§ **WORK ORDER**: What this exercise needs is every entry restated as written, with no pictures.

§ **DATA**:
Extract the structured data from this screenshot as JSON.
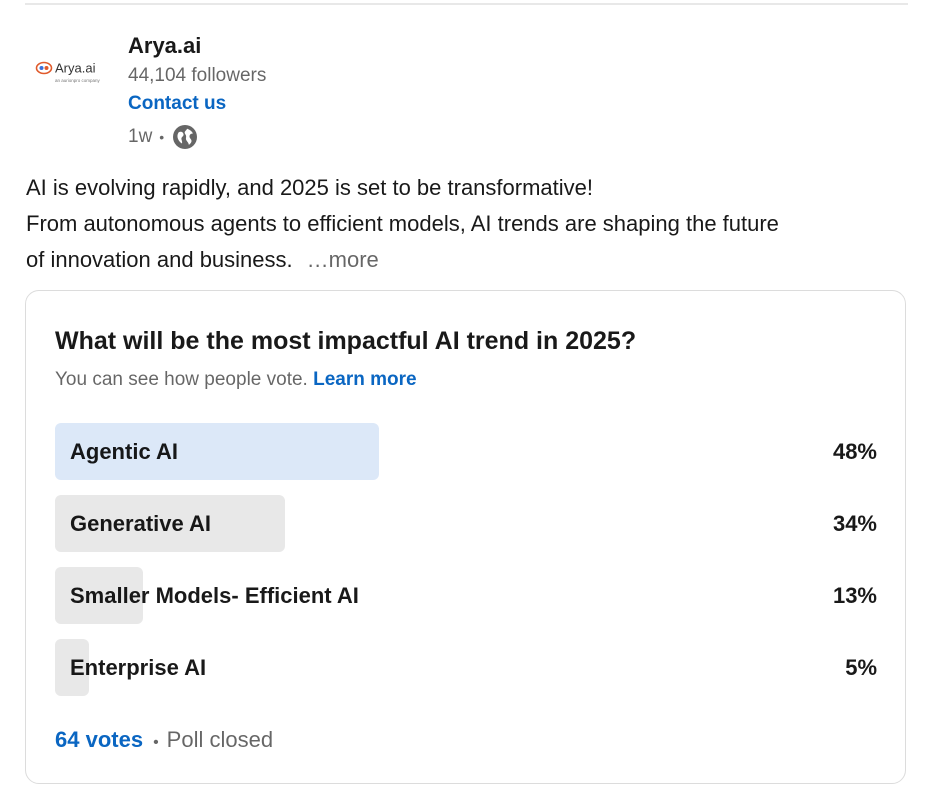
{
  "company": {
    "logo_text": "Arya.ai",
    "logo_subtext": "an aurionpro company",
    "name": "Arya.ai",
    "followers": "44,104 followers",
    "contact_label": "Contact us",
    "time_ago": "1w",
    "visibility_icon": "globe-icon"
  },
  "post": {
    "lines": [
      "AI is evolving rapidly, and 2025 is set to be transformative!",
      "From autonomous agents to efficient models, AI trends are shaping the future",
      "of innovation and business."
    ],
    "more_label": "…more"
  },
  "poll": {
    "question": "What will be the most impactful AI trend in 2025?",
    "note": "You can see how people vote.",
    "learn_more": "Learn more",
    "options": [
      {
        "label": "Agentic AI",
        "percent_text": "48%",
        "percent": 48,
        "selected": true
      },
      {
        "label": "Generative AI",
        "percent_text": "34%",
        "percent": 34,
        "selected": false
      },
      {
        "label": "Smaller Models- Efficient AI",
        "percent_text": "13%",
        "percent": 13,
        "selected": false
      },
      {
        "label": "Enterprise AI",
        "percent_text": "5%",
        "percent": 5,
        "selected": false
      }
    ],
    "votes_label": "64 votes",
    "status": "Poll closed"
  },
  "colors": {
    "link": "#0a66c2",
    "selected_fill": "#dce8f8",
    "option_fill": "#e8e8e8"
  }
}
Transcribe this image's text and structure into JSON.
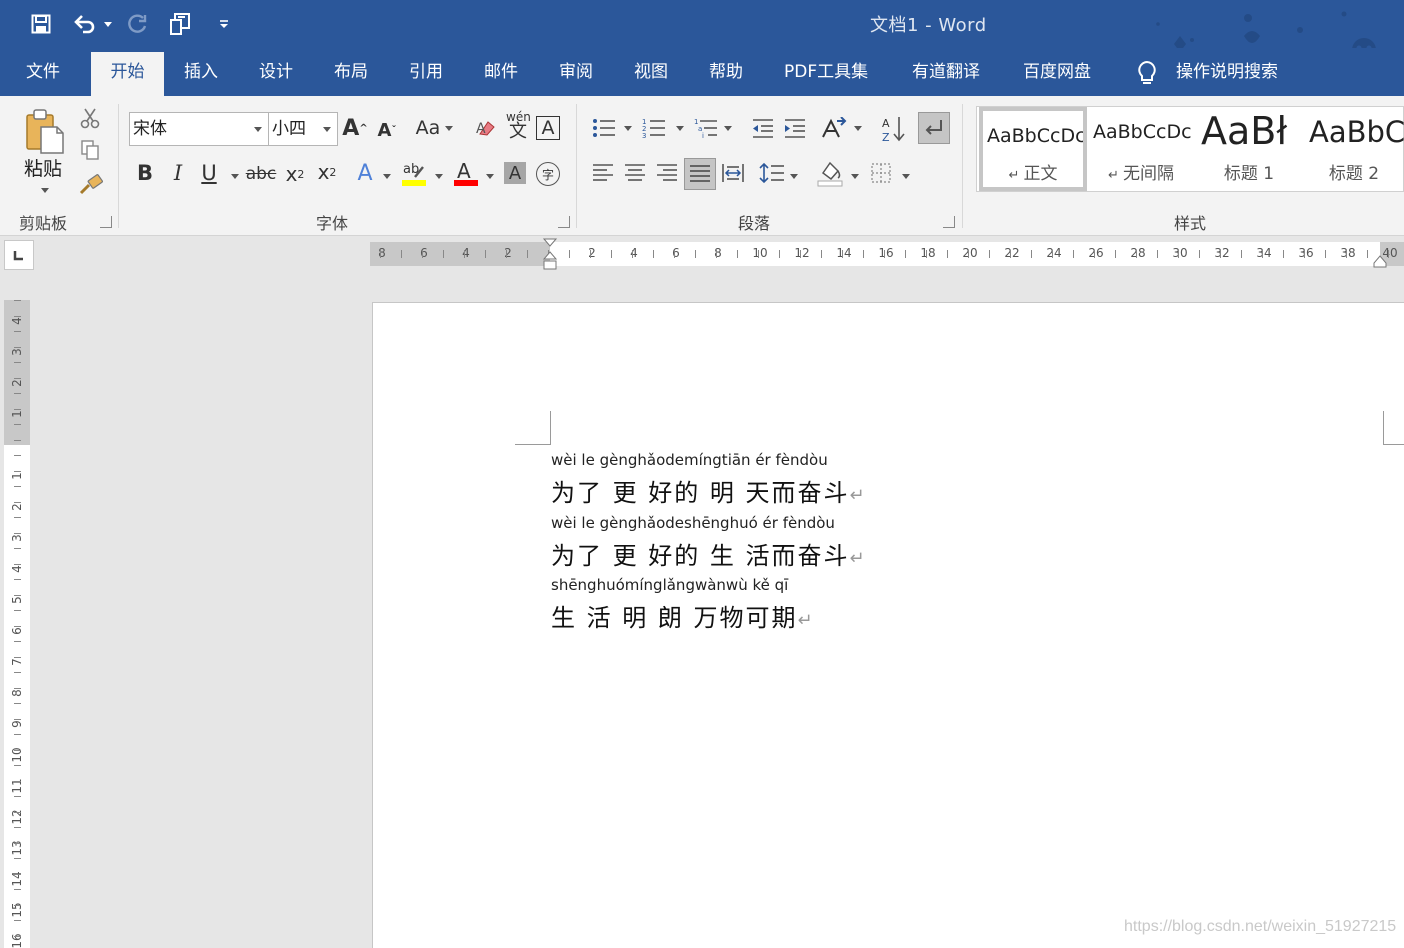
{
  "window": {
    "title": "文档1  -  Word"
  },
  "tabs": [
    "文件",
    "开始",
    "插入",
    "设计",
    "布局",
    "引用",
    "邮件",
    "审阅",
    "视图",
    "帮助",
    "PDF工具集",
    "有道翻译",
    "百度网盘"
  ],
  "active_tab": "开始",
  "tell_me": "操作说明搜索",
  "ribbon": {
    "clipboard": {
      "paste_label": "粘贴",
      "group_label": "剪贴板"
    },
    "font": {
      "font_name": "宋体",
      "font_size": "小四",
      "group_label": "字体",
      "phonetic_label": "wén",
      "phonetic_char": "文",
      "aa_label": "Aa",
      "strike_label": "abc"
    },
    "paragraph": {
      "group_label": "段落"
    },
    "styles": {
      "group_label": "样式",
      "items": [
        {
          "sample": "AaBbCcDc",
          "name": "正文"
        },
        {
          "sample": "AaBbCcDc",
          "name": "无间隔"
        },
        {
          "sample": "AaBł",
          "name": "标题 1"
        },
        {
          "sample": "AaBbC",
          "name": "标题 2"
        }
      ]
    }
  },
  "ruler": {
    "h_left": [
      "8",
      "6",
      "4",
      "2"
    ],
    "h_right": [
      "2",
      "4",
      "6",
      "8",
      "10",
      "12",
      "14",
      "16",
      "18",
      "20",
      "22",
      "24",
      "26",
      "28",
      "30",
      "32",
      "34",
      "36",
      "38",
      "40"
    ],
    "v_top": [
      "4",
      "3",
      "2",
      "1"
    ],
    "v_bottom": [
      "1",
      "2",
      "3",
      "4",
      "5",
      "6",
      "7",
      "8",
      "9",
      "10",
      "11",
      "12",
      "13",
      "14",
      "15",
      "16"
    ]
  },
  "document": {
    "lines": [
      {
        "pinyin": "wèi le gènghǎodemíngtiān ér fèndòu",
        "hanzi": "为了 更 好的 明 天而奋斗"
      },
      {
        "pinyin": "wèi le gènghǎodeshēnghuó ér fèndòu",
        "hanzi": "为了 更 好的 生 活而奋斗"
      },
      {
        "pinyin": "shēnghuómínglǎngwànwù kě  qī",
        "hanzi": " 生 活 明 朗 万物可期"
      }
    ],
    "paragraph_mark": "↵"
  },
  "watermark": "https://blog.csdn.net/weixin_51927215"
}
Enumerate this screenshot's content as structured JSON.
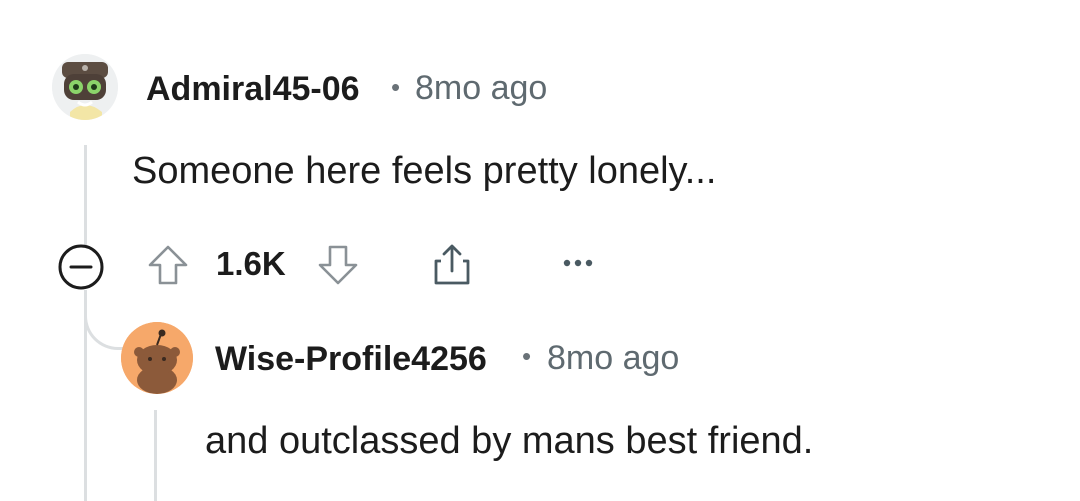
{
  "comment": {
    "username": "Admiral45-06",
    "separator": "•",
    "time": "8mo ago",
    "body": "Someone here feels pretty lonely...",
    "score": "1.6K",
    "avatar_icon": "robot-avatar-icon"
  },
  "reply": {
    "username": "Wise-Profile4256",
    "separator": "•",
    "time": "8mo ago",
    "body": "and outclassed by mans best friend.",
    "avatar_icon": "snoo-avatar-icon",
    "avatar_color": "#f6a86a"
  },
  "actions": {
    "collapse_icon": "collapse-minus-icon",
    "upvote_icon": "upvote-arrow-icon",
    "downvote_icon": "downvote-arrow-icon",
    "share_icon": "share-icon",
    "more_icon": "more-dots-icon"
  },
  "colors": {
    "text": "#1c1c1c",
    "meta": "#5f6a70",
    "thread_line": "#dcdfe1"
  }
}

§ **RESPONSE BOX**:
Extract the structured data from this screenshot as JSON.
{
  "company": {
    "logo_text": "Arya.ai",
    "logo_subtext": "an aurionpro company",
    "name": "Arya.ai",
    "followers": "44,104 followers",
    "contact_label": "Contact us",
    "time_ago": "1w",
    "visibility_icon": "globe-icon"
  },
  "post": {
    "lines": [
      "AI is evolving rapidly, and 2025 is set to be transformative!",
      "From autonomous agents to efficient models, AI trends are shaping the future",
      "of innovation and business."
    ],
    "more_label": "…more"
  },
  "poll": {
    "question": "What will be the most impactful AI trend in 2025?",
    "note": "You can see how people vote.",
    "learn_more": "Learn more",
    "options": [
      {
        "label": "Agentic AI",
        "percent_text": "48%",
        "percent": 48,
        "selected": true
      },
      {
        "label": "Generative AI",
        "percent_text": "34%",
        "percent": 34,
        "selected": false
      },
      {
        "label": "Smaller Models- Efficient AI",
        "percent_text": "13%",
        "percent": 13,
        "selected": false
      },
      {
        "label": "Enterprise AI",
        "percent_text": "5%",
        "percent": 5,
        "selected": false
      }
    ],
    "votes_label": "64 votes",
    "status": "Poll closed"
  },
  "colors": {
    "link": "#0a66c2",
    "selected_fill": "#dce8f8",
    "option_fill": "#e8e8e8"
  }
}
Transcribe this image's text and structure into JSON.
{
  "window": {
    "title": "文档1  -  Word"
  },
  "tabs": [
    "文件",
    "开始",
    "插入",
    "设计",
    "布局",
    "引用",
    "邮件",
    "审阅",
    "视图",
    "帮助",
    "PDF工具集",
    "有道翻译",
    "百度网盘"
  ],
  "active_tab": "开始",
  "tell_me": "操作说明搜索",
  "ribbon": {
    "clipboard": {
      "paste_label": "粘贴",
      "group_label": "剪贴板"
    },
    "font": {
      "font_name": "宋体",
      "font_size": "小四",
      "group_label": "字体",
      "phonetic_label": "wén",
      "phonetic_char": "文",
      "aa_label": "Aa",
      "strike_label": "abc"
    },
    "paragraph": {
      "group_label": "段落"
    },
    "styles": {
      "group_label": "样式",
      "items": [
        {
          "sample": "AaBbCcDc",
          "name": "正文"
        },
        {
          "sample": "AaBbCcDc",
          "name": "无间隔"
        },
        {
          "sample": "AaBł",
          "name": "标题 1"
        },
        {
          "sample": "AaBbC",
          "name": "标题 2"
        }
      ]
    }
  },
  "ruler": {
    "h_left": [
      "8",
      "6",
      "4",
      "2"
    ],
    "h_right": [
      "2",
      "4",
      "6",
      "8",
      "10",
      "12",
      "14",
      "16",
      "18",
      "20",
      "22",
      "24",
      "26",
      "28",
      "30",
      "32",
      "34",
      "36",
      "38",
      "40"
    ],
    "v_top": [
      "4",
      "3",
      "2",
      "1"
    ],
    "v_bottom": [
      "1",
      "2",
      "3",
      "4",
      "5",
      "6",
      "7",
      "8",
      "9",
      "10",
      "11",
      "12",
      "13",
      "14",
      "15",
      "16"
    ]
  },
  "document": {
    "lines": [
      {
        "pinyin": "wèi le gènghǎodemíngtiān ér fèndòu",
        "hanzi": "为了 更 好的 明 天而奋斗"
      },
      {
        "pinyin": "wèi le gènghǎodeshēnghuó ér fèndòu",
        "hanzi": "为了 更 好的 生 活而奋斗"
      },
      {
        "pinyin": "shēnghuómínglǎngwànwù kě  qī",
        "hanzi": " 生 活 明 朗 万物可期"
      }
    ],
    "paragraph_mark": "↵"
  },
  "watermark": "https://blog.csdn.net/weixin_51927215"
}
Enumerate this screenshot's content as structured JSON.
{
  "comment": {
    "username": "Admiral45-06",
    "separator": "•",
    "time": "8mo ago",
    "body": "Someone here feels pretty lonely...",
    "score": "1.6K",
    "avatar_icon": "robot-avatar-icon"
  },
  "reply": {
    "username": "Wise-Profile4256",
    "separator": "•",
    "time": "8mo ago",
    "body": "and outclassed by mans best friend.",
    "avatar_icon": "snoo-avatar-icon",
    "avatar_color": "#f6a86a"
  },
  "actions": {
    "collapse_icon": "collapse-minus-icon",
    "upvote_icon": "upvote-arrow-icon",
    "downvote_icon": "downvote-arrow-icon",
    "share_icon": "share-icon",
    "more_icon": "more-dots-icon"
  },
  "colors": {
    "text": "#1c1c1c",
    "meta": "#5f6a70",
    "thread_line": "#dcdfe1"
  }
}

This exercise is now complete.